## Instructions to follow
Print the listing below exactly, minus its pictures.

▬▬▬▬▬▬

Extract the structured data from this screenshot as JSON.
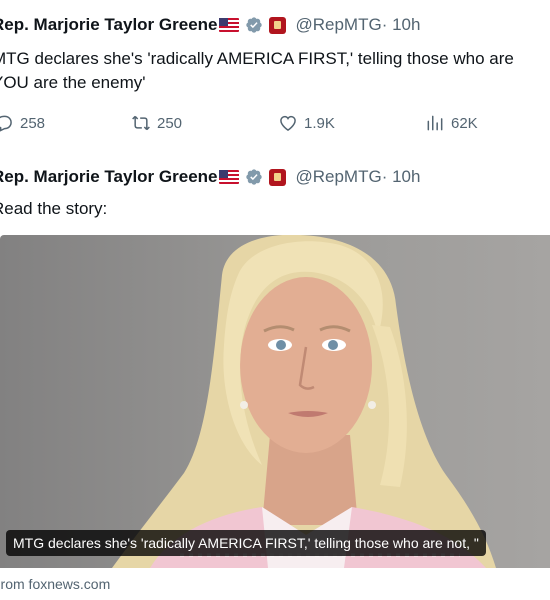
{
  "colors": {
    "text": "#0f1419",
    "secondary": "#536471",
    "verified": "#829aab",
    "gov_badge": "#b1151e"
  },
  "tweets": [
    {
      "author_name": "Rep. Marjorie Taylor Greene",
      "handle": "@RepMTG",
      "separator_time": " · 10h",
      "text_line1": "MTG declares she's 'radically AMERICA FIRST,' telling those who are",
      "text_line2": "YOU are the enemy'",
      "icons": [
        "us-flag-icon",
        "verified-badge-icon",
        "government-badge-icon"
      ],
      "metrics": {
        "replies": "258",
        "reposts": "250",
        "likes": "1.9K",
        "views": "62K"
      }
    },
    {
      "author_name": "Rep. Marjorie Taylor Greene",
      "handle": "@RepMTG",
      "separator_time": " · 10h",
      "text_line1": "Read the story:",
      "icons": [
        "us-flag-icon",
        "verified-badge-icon",
        "government-badge-icon"
      ],
      "link_card": {
        "caption": "MTG declares she's 'radically AMERICA FIRST,' telling those who are not, \"",
        "source": "From foxnews.com"
      }
    }
  ]
}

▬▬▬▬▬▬

## Result
Extract the structured data from this screenshot as JSON.
{
  "colors": {
    "text": "#0f1419",
    "secondary": "#536471",
    "verified": "#829aab",
    "gov_badge": "#b1151e"
  },
  "tweets": [
    {
      "author_name": "Rep. Marjorie Taylor Greene",
      "handle": "@RepMTG",
      "separator_time": " · 10h",
      "text_line1": "MTG declares she's 'radically AMERICA FIRST,' telling those who are",
      "text_line2": "YOU are the enemy'",
      "icons": [
        "us-flag-icon",
        "verified-badge-icon",
        "government-badge-icon"
      ],
      "metrics": {
        "replies": "258",
        "reposts": "250",
        "likes": "1.9K",
        "views": "62K"
      }
    },
    {
      "author_name": "Rep. Marjorie Taylor Greene",
      "handle": "@RepMTG",
      "separator_time": " · 10h",
      "text_line1": "Read the story:",
      "icons": [
        "us-flag-icon",
        "verified-badge-icon",
        "government-badge-icon"
      ],
      "link_card": {
        "caption": "MTG declares she's 'radically AMERICA FIRST,' telling those who are not, \"",
        "source": "From foxnews.com"
      }
    }
  ]
}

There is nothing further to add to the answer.